**WORK REQUEST**
From the following material, say how many lines have "JSON" in them; write only the number.
RECORDS FOR THE EXERCISE section start
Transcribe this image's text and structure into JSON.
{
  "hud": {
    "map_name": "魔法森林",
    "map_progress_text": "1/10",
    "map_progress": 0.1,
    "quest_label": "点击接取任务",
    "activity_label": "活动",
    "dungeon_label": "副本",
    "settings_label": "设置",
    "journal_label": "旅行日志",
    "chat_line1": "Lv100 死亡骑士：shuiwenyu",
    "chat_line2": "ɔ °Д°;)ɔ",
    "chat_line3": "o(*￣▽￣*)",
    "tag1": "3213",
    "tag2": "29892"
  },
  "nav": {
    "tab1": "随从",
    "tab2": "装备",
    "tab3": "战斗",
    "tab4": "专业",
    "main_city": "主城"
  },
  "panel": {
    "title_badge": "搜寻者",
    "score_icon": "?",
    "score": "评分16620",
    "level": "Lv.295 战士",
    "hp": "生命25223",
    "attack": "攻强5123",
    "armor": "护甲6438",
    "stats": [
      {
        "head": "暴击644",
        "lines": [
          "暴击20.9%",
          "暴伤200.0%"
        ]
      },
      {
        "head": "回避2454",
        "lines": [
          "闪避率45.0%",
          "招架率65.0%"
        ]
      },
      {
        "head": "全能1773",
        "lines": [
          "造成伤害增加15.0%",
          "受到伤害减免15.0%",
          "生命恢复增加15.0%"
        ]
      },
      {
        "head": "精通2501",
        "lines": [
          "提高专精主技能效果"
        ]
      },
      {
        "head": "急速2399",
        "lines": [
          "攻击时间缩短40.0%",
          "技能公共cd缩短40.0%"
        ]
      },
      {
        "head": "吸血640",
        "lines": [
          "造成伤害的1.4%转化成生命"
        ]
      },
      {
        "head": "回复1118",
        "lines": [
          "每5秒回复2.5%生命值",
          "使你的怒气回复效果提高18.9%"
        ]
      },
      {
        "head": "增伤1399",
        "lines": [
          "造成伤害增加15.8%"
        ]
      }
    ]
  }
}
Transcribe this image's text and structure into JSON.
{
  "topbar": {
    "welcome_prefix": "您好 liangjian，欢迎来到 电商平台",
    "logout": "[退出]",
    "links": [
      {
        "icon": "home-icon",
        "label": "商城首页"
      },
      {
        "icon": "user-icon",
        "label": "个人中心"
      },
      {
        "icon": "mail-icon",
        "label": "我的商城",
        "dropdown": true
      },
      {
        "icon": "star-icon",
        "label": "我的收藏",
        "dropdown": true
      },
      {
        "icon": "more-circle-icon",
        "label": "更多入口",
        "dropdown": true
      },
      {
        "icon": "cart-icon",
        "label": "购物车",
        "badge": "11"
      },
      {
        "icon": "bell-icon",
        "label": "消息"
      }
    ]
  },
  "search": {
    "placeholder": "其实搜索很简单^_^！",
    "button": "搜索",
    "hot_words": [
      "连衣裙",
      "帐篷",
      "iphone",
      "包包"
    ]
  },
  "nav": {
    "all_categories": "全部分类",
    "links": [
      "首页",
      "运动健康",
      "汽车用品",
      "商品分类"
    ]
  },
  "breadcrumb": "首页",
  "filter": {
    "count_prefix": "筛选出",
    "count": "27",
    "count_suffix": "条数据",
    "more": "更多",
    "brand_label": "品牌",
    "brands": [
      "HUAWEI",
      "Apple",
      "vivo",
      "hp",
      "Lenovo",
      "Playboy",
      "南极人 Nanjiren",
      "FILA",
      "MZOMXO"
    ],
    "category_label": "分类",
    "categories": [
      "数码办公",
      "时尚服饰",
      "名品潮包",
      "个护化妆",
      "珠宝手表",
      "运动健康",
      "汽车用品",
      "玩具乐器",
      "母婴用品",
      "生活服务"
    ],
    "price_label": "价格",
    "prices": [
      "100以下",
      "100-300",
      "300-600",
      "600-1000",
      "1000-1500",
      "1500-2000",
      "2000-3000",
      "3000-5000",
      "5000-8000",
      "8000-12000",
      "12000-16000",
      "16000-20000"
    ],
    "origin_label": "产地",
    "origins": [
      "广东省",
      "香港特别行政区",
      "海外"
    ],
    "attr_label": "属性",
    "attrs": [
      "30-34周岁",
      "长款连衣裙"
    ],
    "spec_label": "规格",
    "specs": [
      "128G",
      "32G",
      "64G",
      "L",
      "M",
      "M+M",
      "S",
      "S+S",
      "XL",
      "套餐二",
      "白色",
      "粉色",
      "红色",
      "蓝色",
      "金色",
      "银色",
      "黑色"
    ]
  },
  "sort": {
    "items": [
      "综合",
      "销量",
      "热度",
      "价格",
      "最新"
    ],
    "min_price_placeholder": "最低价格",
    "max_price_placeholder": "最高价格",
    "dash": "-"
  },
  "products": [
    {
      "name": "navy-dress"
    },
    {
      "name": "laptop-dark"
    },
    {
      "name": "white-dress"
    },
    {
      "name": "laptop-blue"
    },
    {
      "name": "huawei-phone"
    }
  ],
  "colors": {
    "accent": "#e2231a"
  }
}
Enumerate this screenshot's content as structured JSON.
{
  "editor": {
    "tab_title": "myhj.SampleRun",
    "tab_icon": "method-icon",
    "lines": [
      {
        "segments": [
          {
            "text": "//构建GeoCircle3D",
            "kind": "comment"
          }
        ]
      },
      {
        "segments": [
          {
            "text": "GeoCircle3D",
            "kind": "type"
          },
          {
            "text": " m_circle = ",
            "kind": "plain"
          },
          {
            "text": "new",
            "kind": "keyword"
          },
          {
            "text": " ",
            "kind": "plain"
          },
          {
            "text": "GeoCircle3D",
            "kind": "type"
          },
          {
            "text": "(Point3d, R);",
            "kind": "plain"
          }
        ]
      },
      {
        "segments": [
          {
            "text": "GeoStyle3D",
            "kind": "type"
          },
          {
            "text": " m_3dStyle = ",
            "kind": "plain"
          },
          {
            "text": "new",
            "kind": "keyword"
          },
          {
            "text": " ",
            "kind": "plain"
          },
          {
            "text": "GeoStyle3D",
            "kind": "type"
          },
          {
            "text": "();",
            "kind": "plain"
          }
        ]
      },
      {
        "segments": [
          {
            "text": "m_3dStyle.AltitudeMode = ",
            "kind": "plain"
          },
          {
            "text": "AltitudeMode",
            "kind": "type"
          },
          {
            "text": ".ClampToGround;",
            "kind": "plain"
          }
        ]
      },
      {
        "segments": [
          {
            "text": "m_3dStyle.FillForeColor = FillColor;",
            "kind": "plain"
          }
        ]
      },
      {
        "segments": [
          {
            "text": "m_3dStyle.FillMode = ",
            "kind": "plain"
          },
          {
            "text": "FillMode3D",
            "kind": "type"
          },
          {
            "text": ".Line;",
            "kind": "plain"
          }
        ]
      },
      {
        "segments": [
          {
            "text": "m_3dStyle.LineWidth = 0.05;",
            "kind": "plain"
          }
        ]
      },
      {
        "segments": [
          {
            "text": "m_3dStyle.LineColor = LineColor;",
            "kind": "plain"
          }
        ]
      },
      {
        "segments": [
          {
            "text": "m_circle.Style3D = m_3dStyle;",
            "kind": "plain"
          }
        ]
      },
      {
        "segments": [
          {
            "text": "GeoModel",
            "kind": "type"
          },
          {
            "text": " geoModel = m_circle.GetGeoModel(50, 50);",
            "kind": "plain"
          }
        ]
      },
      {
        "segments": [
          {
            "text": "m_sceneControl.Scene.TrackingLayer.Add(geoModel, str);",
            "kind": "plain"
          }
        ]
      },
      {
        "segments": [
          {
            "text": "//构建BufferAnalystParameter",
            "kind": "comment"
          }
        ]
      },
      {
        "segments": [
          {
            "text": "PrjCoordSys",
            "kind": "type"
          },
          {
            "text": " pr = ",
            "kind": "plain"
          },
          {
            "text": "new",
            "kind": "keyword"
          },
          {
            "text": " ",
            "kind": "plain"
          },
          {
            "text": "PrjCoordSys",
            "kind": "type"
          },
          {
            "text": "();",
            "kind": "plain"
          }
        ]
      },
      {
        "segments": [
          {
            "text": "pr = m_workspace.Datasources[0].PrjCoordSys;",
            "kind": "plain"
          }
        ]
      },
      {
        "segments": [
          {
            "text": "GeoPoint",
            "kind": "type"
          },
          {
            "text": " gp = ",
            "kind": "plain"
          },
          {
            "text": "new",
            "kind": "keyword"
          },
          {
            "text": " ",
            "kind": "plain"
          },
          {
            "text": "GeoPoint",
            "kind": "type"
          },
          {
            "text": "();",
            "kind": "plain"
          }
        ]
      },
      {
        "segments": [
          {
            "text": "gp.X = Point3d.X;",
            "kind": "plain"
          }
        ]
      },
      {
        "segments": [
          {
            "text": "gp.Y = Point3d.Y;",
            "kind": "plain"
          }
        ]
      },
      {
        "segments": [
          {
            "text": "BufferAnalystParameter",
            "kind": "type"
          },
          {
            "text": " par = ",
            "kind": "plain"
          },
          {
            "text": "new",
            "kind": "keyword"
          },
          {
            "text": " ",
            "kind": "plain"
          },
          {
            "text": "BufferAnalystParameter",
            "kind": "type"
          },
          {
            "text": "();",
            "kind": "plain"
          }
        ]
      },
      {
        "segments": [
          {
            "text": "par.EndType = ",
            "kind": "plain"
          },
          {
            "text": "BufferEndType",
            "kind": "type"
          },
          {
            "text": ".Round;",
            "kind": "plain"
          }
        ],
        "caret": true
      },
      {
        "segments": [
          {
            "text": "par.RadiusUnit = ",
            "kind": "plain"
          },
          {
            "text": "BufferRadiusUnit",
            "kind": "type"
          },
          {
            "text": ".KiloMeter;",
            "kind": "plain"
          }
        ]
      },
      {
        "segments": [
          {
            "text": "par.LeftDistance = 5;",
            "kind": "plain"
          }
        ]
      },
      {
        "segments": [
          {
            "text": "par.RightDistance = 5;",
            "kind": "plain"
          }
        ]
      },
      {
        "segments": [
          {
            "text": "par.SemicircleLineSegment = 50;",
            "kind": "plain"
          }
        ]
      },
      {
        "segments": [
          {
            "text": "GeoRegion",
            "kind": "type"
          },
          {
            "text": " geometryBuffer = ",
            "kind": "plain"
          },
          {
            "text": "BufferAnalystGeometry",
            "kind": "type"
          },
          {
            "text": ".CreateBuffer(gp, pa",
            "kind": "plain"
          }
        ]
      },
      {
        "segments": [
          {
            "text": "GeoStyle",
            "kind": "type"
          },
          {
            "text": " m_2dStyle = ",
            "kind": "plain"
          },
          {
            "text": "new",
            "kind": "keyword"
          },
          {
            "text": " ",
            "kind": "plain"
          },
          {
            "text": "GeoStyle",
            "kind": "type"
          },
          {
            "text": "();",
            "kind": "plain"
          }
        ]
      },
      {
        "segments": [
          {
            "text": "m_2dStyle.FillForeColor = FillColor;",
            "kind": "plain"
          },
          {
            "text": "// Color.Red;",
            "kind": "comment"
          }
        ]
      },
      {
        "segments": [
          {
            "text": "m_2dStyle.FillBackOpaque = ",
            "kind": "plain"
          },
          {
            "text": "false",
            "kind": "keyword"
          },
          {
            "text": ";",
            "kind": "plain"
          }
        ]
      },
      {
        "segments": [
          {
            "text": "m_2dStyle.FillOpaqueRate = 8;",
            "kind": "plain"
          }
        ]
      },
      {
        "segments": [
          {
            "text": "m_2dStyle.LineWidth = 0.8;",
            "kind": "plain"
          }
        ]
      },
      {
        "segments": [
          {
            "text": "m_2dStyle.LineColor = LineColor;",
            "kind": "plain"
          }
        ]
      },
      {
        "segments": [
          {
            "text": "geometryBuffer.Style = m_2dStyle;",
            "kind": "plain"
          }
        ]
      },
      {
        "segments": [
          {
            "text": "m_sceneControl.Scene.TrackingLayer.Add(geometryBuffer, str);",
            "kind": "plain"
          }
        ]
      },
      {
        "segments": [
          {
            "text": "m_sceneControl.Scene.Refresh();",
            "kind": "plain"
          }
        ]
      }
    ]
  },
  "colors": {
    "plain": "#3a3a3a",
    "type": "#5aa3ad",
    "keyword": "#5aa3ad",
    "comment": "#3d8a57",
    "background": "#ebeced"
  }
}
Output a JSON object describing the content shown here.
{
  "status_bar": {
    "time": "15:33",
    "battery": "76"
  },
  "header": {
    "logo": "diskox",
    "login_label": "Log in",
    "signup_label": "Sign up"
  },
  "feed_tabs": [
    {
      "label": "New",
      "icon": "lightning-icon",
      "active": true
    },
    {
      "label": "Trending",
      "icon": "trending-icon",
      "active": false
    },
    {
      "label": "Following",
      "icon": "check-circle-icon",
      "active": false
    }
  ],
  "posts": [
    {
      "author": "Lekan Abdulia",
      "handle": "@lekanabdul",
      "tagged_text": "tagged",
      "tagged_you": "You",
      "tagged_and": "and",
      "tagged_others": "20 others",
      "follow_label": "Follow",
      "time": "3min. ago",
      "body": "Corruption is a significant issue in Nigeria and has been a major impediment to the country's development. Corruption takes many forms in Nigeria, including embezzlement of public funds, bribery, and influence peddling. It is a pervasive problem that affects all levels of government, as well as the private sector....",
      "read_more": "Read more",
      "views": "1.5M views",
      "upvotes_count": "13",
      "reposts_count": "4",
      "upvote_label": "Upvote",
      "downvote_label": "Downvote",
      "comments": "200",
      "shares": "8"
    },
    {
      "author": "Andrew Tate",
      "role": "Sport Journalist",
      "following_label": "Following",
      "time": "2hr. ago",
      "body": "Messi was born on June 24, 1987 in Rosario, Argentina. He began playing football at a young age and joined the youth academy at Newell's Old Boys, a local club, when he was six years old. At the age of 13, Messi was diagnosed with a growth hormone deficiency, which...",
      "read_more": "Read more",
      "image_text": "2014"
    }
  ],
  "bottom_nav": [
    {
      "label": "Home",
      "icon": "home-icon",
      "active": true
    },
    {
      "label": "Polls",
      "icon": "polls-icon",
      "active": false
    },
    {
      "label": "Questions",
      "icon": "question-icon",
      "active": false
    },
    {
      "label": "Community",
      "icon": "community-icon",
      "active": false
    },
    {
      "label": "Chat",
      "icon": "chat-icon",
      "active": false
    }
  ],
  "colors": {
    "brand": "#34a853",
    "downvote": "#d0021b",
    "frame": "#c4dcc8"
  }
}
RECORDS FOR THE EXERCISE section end
**RESULT**
4